Welcome to #DuoDare. The Data Duo is back at it with a little friendly competition. Each month, one of us will pick a data source and dare the other to viz it better. We will pass our visualizations to each other for some feedback and present them to the community (you) to be the judge. Please fill out the Google Form to vote for your favorite duo viz. Our bragging rights are on the line so we need you more than ever!
Don’t forget, your monthly vote gets you an entry (up to 12) in our drawing at the end of the year for some free swag!
This month, Adam chose a data set of Bob Ross paintings that was curated by Walt Hickey at FiveThirtyEight. The data set (available on GitHub) was the background for a statistical analysis story on the attributes of the paintings from 31 seasons and 403 episodes of “The Joy of Painting”. The data set includes 67 keyword tags that describe the content of each painting (trees, water, mountains, etc.) and totaled over 3200 individual tags. The data was downloaded as a csv and provided to Pooja.
Hey Poo, I #DuoDare you to viz it better.
Pooja’s Reaction to the Data
In July, Adam sent me email with this dataset when we weren’t even done with #DearDuo 🤦♀️. At the time, I didn’t look at the data right away. This is what he sent me:
The csv he provided me with had 67 columns with 0’s and 1’s as indicators of elements unused/used in Bob’s paintings. I closed the csv as soon as I saw it 😂 and opened it again this morning to work on it considering we have a busy month coming up, I wanted to finish it today.
The Away Team: Pooja’s viz
As usual, Pooja does an excellent job telling the overall story from top (summary) to bottom (more granular level of data). She used color shading and lines really well to partition the different sections of the visualization.
My favorite part is the hover action on the seasons dot chart. A hidden sheet below will display the top 5 elements in that season when you hover and disappear to uncover instructions floating behind the sheet. Another very subtle detail is that she added a calc to display the text ‘times’ on the highest bar which is sure to have enough room to absorb the text. That text didn’t need to be repeated and it solves for the problem when the bar is too short. Very smart Poo!
Finally, the hover action she used at the bottom really helps highlight the ranks over the three decade groups she created to see if the rank changed. Good luck Poo!
The Home Team: Adam’s viz
Adam’s eye for detail and incredible design skills recently won him a job at Pluralsight. Did they just hit the jackpot or what? First #DuoDare challenge and he has me in awe with this incredible visualization on elements in Bob Ross’ paintings in his popular television show ‘The Joy of Painting’.
Starting from the top with a great choice of font, Bob’s image and his painting it set the tone of ‘joy’ on my screen. The choice of a joy plot chart definitely ties the theme together. He has some sweet highlight actions that pop the chart colors a bit more as you hover. He also has really sharp tooltips with additional info.

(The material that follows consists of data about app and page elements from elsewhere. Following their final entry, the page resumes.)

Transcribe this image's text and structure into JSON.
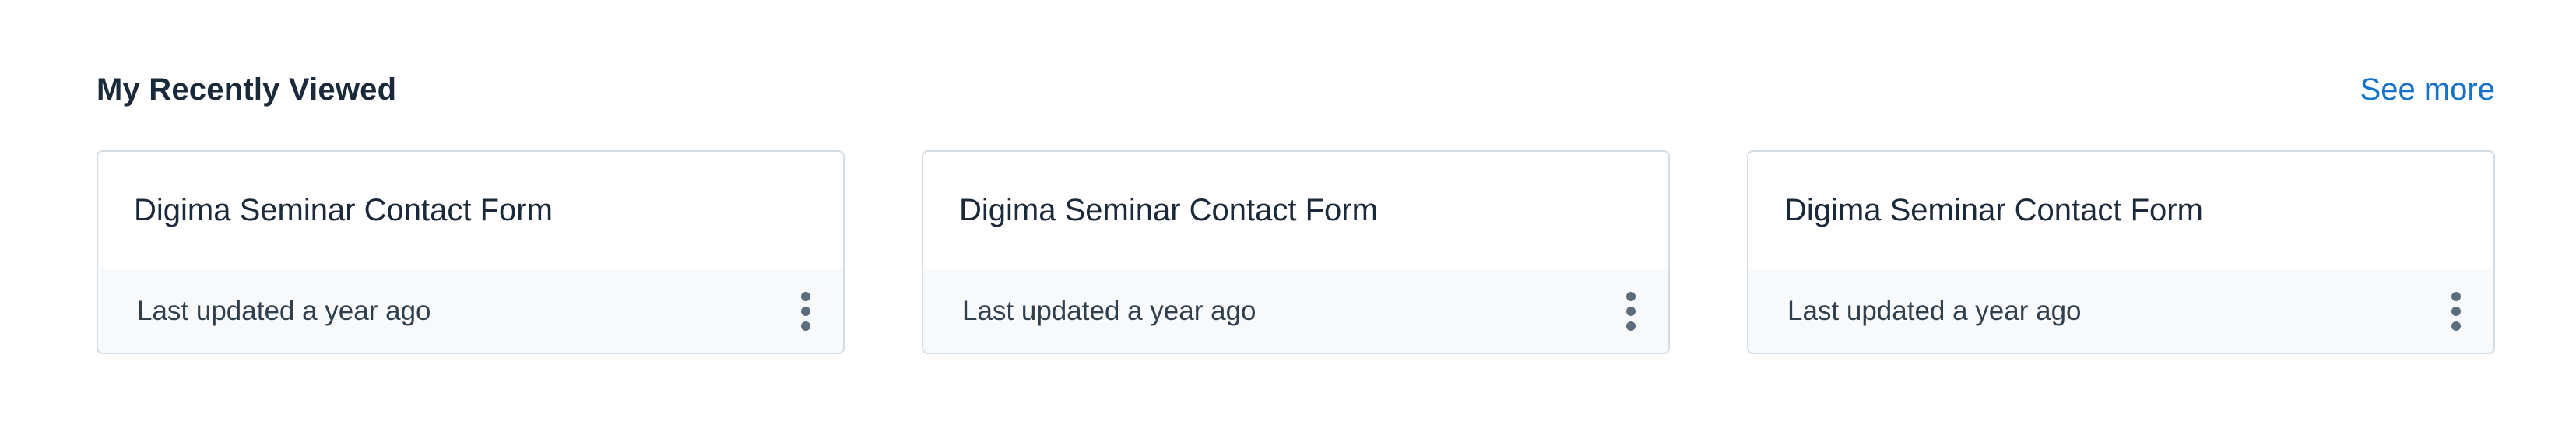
{
  "section": {
    "title": "My Recently Viewed",
    "see_more_label": "See more"
  },
  "cards": [
    {
      "title": "Digima Seminar Contact Form",
      "meta": "Last updated a year ago",
      "menu_icon": "more-vertical-icon"
    },
    {
      "title": "Digima Seminar Contact Form",
      "meta": "Last updated a year ago",
      "menu_icon": "more-vertical-icon"
    },
    {
      "title": "Digima Seminar Contact Form",
      "meta": "Last updated a year ago",
      "menu_icon": "more-vertical-icon"
    }
  ],
  "colors": {
    "link": "#1673c8",
    "text": "#1b2a3a",
    "border": "#d3dde6",
    "card_footer_bg": "#f7f9fb",
    "icon": "#5b6d7c"
  }
}
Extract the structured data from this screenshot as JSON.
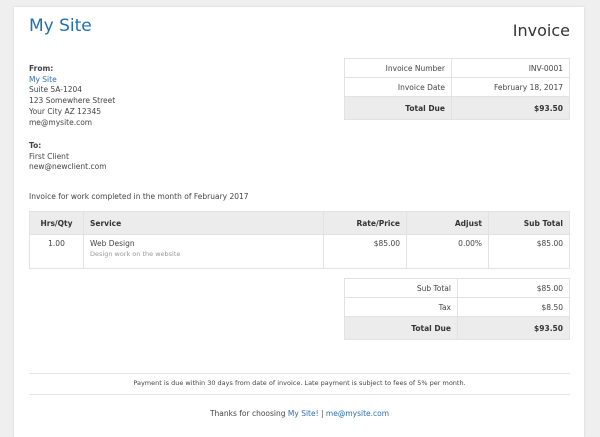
{
  "header": {
    "site_name": "My Site",
    "doc_title": "Invoice"
  },
  "from": {
    "label": "From:",
    "name": "My Site",
    "lines": [
      "Suite 5A-1204",
      "123 Somewhere Street",
      "Your City AZ 12345",
      "me@mysite.com"
    ]
  },
  "to": {
    "label": "To:",
    "lines": [
      "First Client",
      "new@newclient.com"
    ]
  },
  "info": {
    "rows": [
      {
        "label": "Invoice Number",
        "value": "INV-0001"
      },
      {
        "label": "Invoice Date",
        "value": "February 18, 2017"
      }
    ],
    "total_label": "Total Due",
    "total_value": "$93.50"
  },
  "description": "Invoice for work completed in the month of February 2017",
  "items": {
    "headers": [
      "Hrs/Qty",
      "Service",
      "Rate/Price",
      "Adjust",
      "Sub Total"
    ],
    "rows": [
      {
        "qty": "1.00",
        "service": "Web Design",
        "detail": "Design work on the website",
        "rate": "$85.00",
        "adjust": "0.00%",
        "subtotal": "$85.00"
      }
    ]
  },
  "totals": {
    "rows": [
      {
        "label": "Sub Total",
        "value": "$85.00"
      },
      {
        "label": "Tax",
        "value": "$8.50"
      }
    ],
    "total_label": "Total Due",
    "total_value": "$93.50"
  },
  "footer": {
    "terms": "Payment is due within 30 days from date of invoice. Late payment is subject to fees of 5% per month.",
    "thanks": "Thanks for choosing",
    "site_link": "My Site!",
    "separator": "|",
    "email": "me@mysite.com"
  }
}
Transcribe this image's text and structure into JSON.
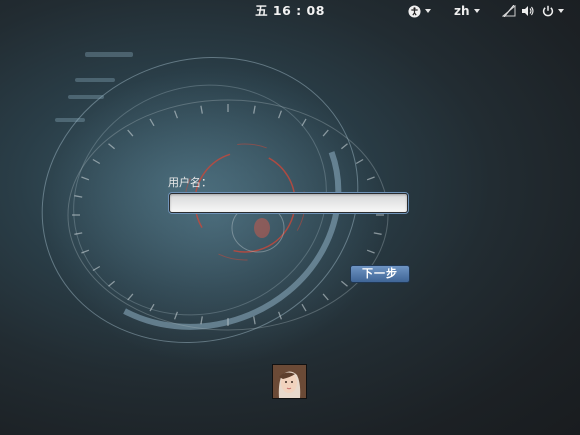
{
  "topbar": {
    "clock": "五 16 : 08",
    "language": "zh",
    "icons": [
      "accessibility-icon",
      "network-icon",
      "volume-icon",
      "power-icon"
    ]
  },
  "login": {
    "label": "用户名：",
    "username_value": "",
    "next_label": "下一步"
  },
  "colors": {
    "accent": "#3f6596",
    "input_focus": "#6f93b8",
    "dial_red": "#c0392b"
  }
}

He has a nice banner with big numbers indicating number of episodes in a total number of seasons aired. I only think this banner should have been on the top rather than middle because it’s the highest level of granularity information.
The last part of the visualization is a unit chart of all elements grouped. Clicking on a square pops the label of the element and right above that chart gives a nice detail around what episode featured the square you clicked along with all other elements that were also featured in that specific episode. Nifty indeed! You’ll want to make sure to download his workbook to see how he achieved this functionality.
Such a great viz, Adam. Working together for #DearDuo, we definitely have merging styles now. It’s now time to #DuoDare each other. I am so excited for this project and very thrilled to have the community join in the fun this year.
It’s up to you now, vote for your favorite viz below.
Voting is closed for this month, but check out the #DuoDare page for the next one.